SUPPLIED ENTRIES below:
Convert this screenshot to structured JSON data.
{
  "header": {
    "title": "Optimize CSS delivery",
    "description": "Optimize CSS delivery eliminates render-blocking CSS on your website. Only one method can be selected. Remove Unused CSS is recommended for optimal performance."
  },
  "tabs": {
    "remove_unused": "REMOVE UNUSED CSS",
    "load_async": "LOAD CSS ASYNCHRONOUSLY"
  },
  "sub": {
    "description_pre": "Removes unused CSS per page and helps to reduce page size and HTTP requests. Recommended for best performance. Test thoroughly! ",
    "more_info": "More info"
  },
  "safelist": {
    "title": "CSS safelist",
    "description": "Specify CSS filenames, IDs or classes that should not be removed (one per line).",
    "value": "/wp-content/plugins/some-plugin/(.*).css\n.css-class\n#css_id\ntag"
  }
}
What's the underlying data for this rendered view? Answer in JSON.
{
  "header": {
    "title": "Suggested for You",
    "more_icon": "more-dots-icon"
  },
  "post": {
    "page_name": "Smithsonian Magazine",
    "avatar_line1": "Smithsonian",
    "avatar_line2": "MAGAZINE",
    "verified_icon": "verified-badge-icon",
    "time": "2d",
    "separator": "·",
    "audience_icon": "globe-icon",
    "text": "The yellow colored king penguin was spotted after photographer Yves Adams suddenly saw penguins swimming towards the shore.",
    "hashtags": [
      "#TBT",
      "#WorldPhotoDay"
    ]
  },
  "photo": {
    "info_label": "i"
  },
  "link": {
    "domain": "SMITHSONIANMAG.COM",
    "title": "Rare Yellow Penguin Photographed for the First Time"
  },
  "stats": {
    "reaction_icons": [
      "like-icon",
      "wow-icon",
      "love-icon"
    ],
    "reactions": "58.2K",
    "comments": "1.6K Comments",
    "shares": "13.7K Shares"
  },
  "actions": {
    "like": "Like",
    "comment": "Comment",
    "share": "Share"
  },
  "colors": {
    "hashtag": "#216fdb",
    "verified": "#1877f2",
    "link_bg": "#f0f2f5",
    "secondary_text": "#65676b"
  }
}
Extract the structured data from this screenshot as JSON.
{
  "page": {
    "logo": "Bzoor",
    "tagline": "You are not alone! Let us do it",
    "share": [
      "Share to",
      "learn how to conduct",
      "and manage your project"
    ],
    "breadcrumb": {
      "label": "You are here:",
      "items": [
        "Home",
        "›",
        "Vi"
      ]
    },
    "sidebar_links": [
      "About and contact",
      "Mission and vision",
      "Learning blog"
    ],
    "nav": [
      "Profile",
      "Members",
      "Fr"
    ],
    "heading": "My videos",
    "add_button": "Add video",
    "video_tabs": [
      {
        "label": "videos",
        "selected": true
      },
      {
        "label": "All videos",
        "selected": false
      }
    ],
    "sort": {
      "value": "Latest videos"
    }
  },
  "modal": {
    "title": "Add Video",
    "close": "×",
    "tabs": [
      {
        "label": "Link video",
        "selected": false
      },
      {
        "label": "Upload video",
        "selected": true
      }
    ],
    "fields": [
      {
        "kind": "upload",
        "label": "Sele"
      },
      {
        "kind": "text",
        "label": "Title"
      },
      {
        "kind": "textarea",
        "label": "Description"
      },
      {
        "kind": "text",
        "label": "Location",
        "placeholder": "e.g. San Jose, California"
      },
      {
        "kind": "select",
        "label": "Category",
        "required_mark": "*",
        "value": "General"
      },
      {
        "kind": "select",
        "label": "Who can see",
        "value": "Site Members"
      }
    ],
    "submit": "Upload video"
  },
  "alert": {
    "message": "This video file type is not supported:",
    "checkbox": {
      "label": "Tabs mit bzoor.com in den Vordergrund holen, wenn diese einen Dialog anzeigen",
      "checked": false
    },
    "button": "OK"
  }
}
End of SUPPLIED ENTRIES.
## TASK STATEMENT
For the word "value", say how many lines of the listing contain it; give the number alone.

## ANSWER BOX
4